-- Data shown follows --
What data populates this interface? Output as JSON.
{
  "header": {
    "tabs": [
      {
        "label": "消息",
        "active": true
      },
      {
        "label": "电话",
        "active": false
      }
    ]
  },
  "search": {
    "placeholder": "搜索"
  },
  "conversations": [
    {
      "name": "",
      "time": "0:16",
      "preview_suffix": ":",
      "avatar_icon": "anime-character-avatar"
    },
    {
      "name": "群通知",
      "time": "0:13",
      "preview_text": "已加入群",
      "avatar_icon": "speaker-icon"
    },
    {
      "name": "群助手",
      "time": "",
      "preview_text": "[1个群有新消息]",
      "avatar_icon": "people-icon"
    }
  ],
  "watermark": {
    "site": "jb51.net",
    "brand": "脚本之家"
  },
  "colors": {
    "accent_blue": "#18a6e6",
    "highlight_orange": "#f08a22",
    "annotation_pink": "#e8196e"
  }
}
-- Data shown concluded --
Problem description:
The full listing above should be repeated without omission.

Result of the task:
What data populates this interface? Output as JSON.
{
  "header": {
    "tabs": [
      {
        "label": "消息",
        "active": true
      },
      {
        "label": "电话",
        "active": false
      }
    ]
  },
  "search": {
    "placeholder": "搜索"
  },
  "conversations": [
    {
      "name": "",
      "time": "0:16",
      "preview_suffix": ":",
      "avatar_icon": "anime-character-avatar"
    },
    {
      "name": "群通知",
      "time": "0:13",
      "preview_text": "已加入群",
      "avatar_icon": "speaker-icon"
    },
    {
      "name": "群助手",
      "time": "",
      "preview_text": "[1个群有新消息]",
      "avatar_icon": "people-icon"
    }
  ],
  "watermark": {
    "site": "jb51.net",
    "brand": "脚本之家"
  },
  "colors": {
    "accent_blue": "#18a6e6",
    "highlight_orange": "#f08a22",
    "annotation_pink": "#e8196e"
  }
}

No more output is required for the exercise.